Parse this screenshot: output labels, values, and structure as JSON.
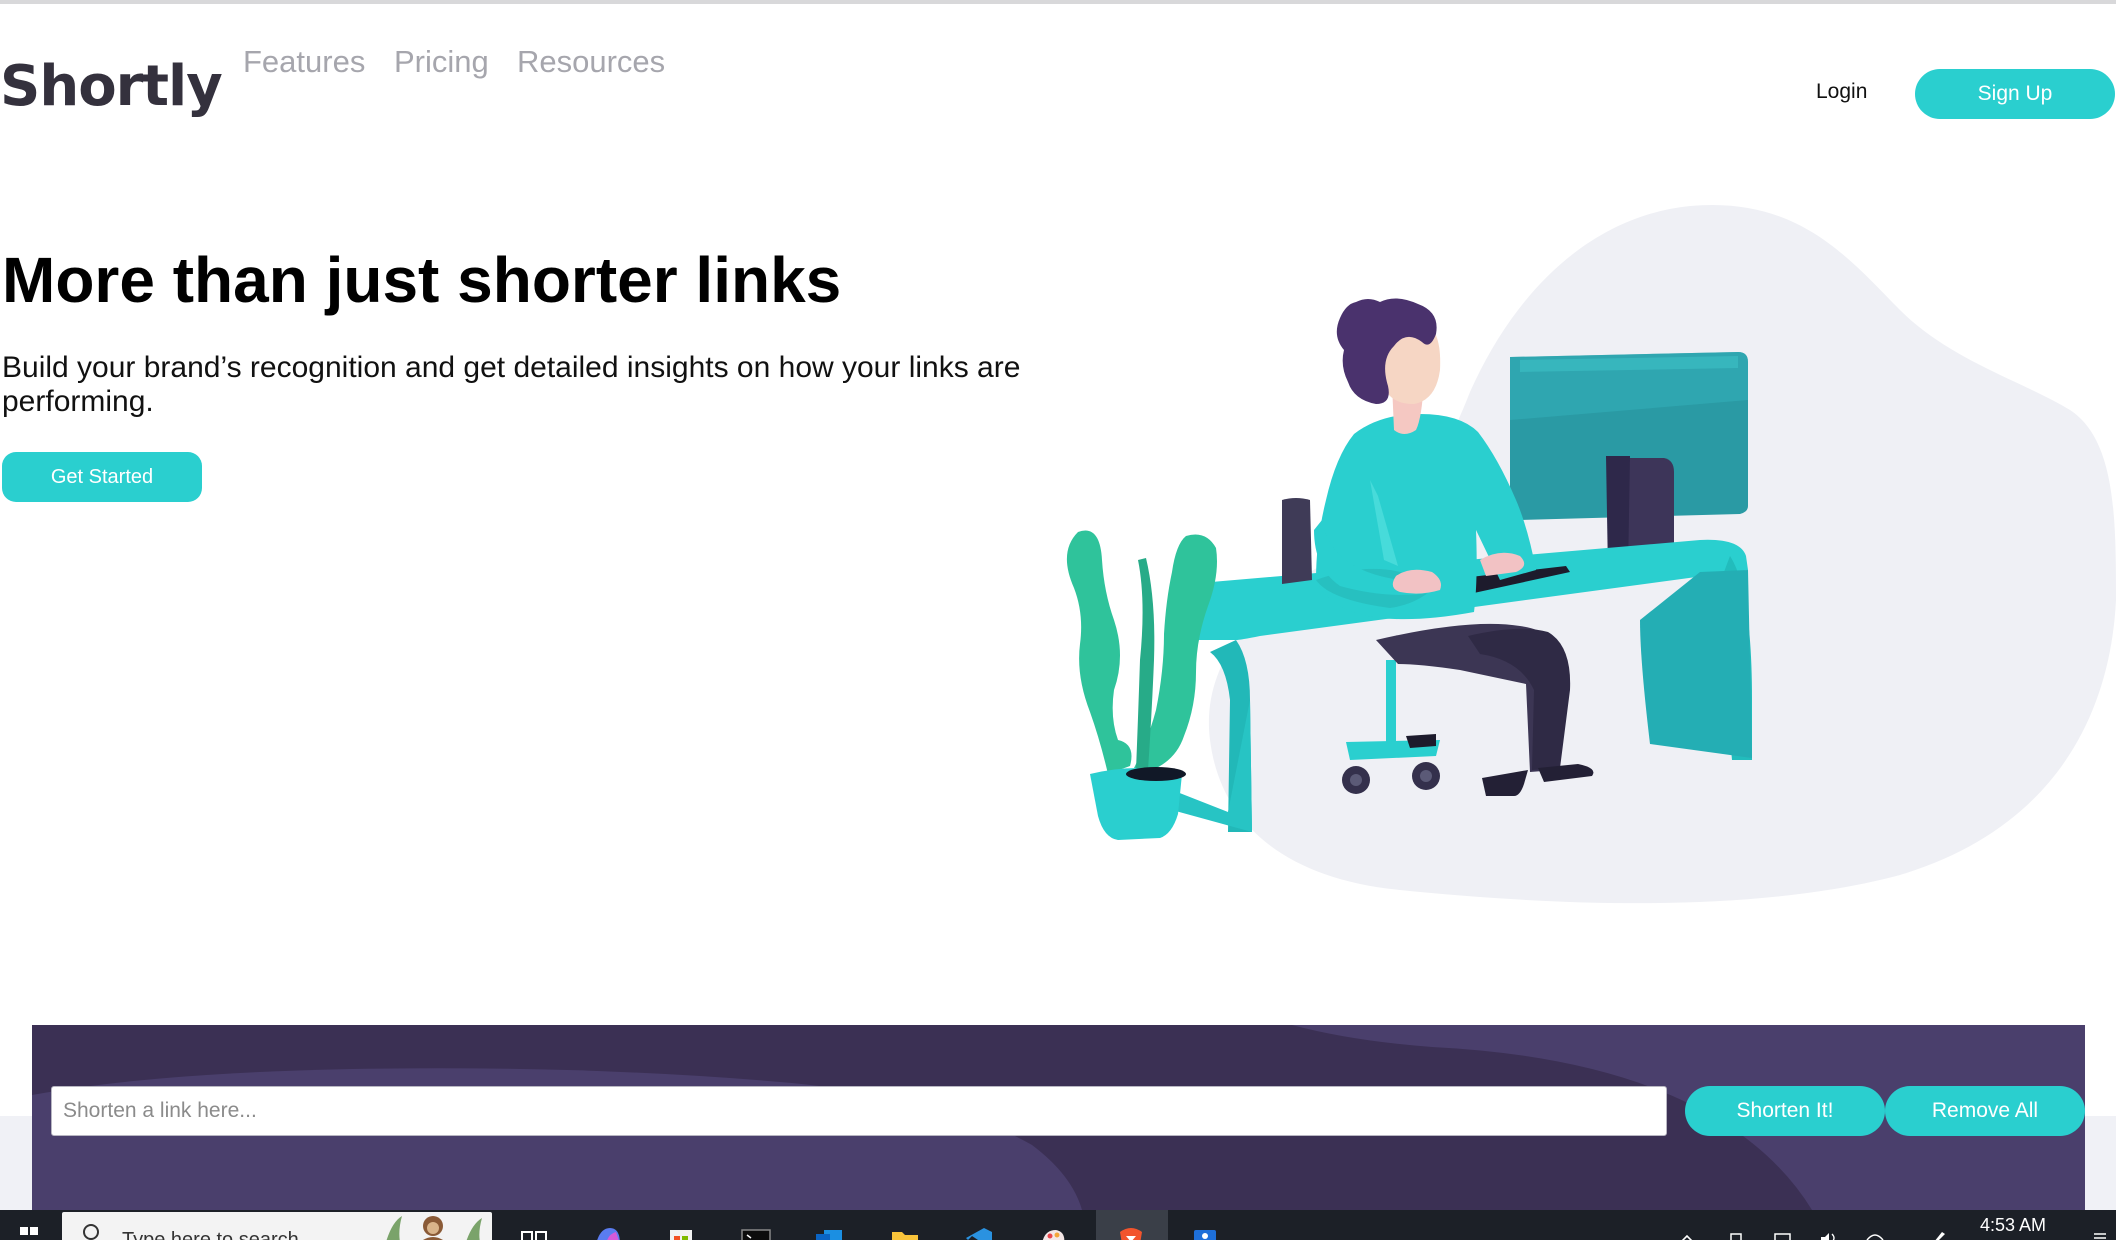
{
  "header": {
    "logo": "Shortly",
    "nav": [
      {
        "label": "Features"
      },
      {
        "label": "Pricing"
      },
      {
        "label": "Resources"
      }
    ],
    "login_label": "Login",
    "signup_label": "Sign Up"
  },
  "hero": {
    "title": "More than just shorter links",
    "subtitle": "Build your brand’s recognition and get detailed insights on how your links are performing.",
    "cta_label": "Get Started",
    "illustration_icon": "person-working-at-desk-illustration"
  },
  "shorten": {
    "input_placeholder": "Shorten a link here...",
    "input_value": "",
    "shorten_label": "Shorten It!",
    "remove_label": "Remove All"
  },
  "taskbar": {
    "search_placeholder": "Type here to search",
    "time": "4:53 AM",
    "apps": [
      "task-view-icon",
      "copilot-icon",
      "store-icon",
      "terminal-icon",
      "outlook-icon",
      "file-explorer-icon",
      "vscode-icon",
      "paint-icon",
      "brave-icon",
      "app-icon"
    ]
  },
  "colors": {
    "accent": "#2acfcf",
    "dark_violet": "#3b3054",
    "gray_text": "#a6a6ad",
    "logo": "#34313d"
  }
}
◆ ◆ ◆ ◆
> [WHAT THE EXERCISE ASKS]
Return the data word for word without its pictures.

> [SOLUTION TO THE PROBLEM]
Parse this screenshot: output labels, values, and structure as JSON.
{
  "header": {
    "logo": "Shortly",
    "nav": [
      {
        "label": "Features"
      },
      {
        "label": "Pricing"
      },
      {
        "label": "Resources"
      }
    ],
    "login_label": "Login",
    "signup_label": "Sign Up"
  },
  "hero": {
    "title": "More than just shorter links",
    "subtitle": "Build your brand’s recognition and get detailed insights on how your links are performing.",
    "cta_label": "Get Started",
    "illustration_icon": "person-working-at-desk-illustration"
  },
  "shorten": {
    "input_placeholder": "Shorten a link here...",
    "input_value": "",
    "shorten_label": "Shorten It!",
    "remove_label": "Remove All"
  },
  "taskbar": {
    "search_placeholder": "Type here to search",
    "time": "4:53 AM",
    "apps": [
      "task-view-icon",
      "copilot-icon",
      "store-icon",
      "terminal-icon",
      "outlook-icon",
      "file-explorer-icon",
      "vscode-icon",
      "paint-icon",
      "brave-icon",
      "app-icon"
    ]
  },
  "colors": {
    "accent": "#2acfcf",
    "dark_violet": "#3b3054",
    "gray_text": "#a6a6ad",
    "logo": "#34313d"
  }
}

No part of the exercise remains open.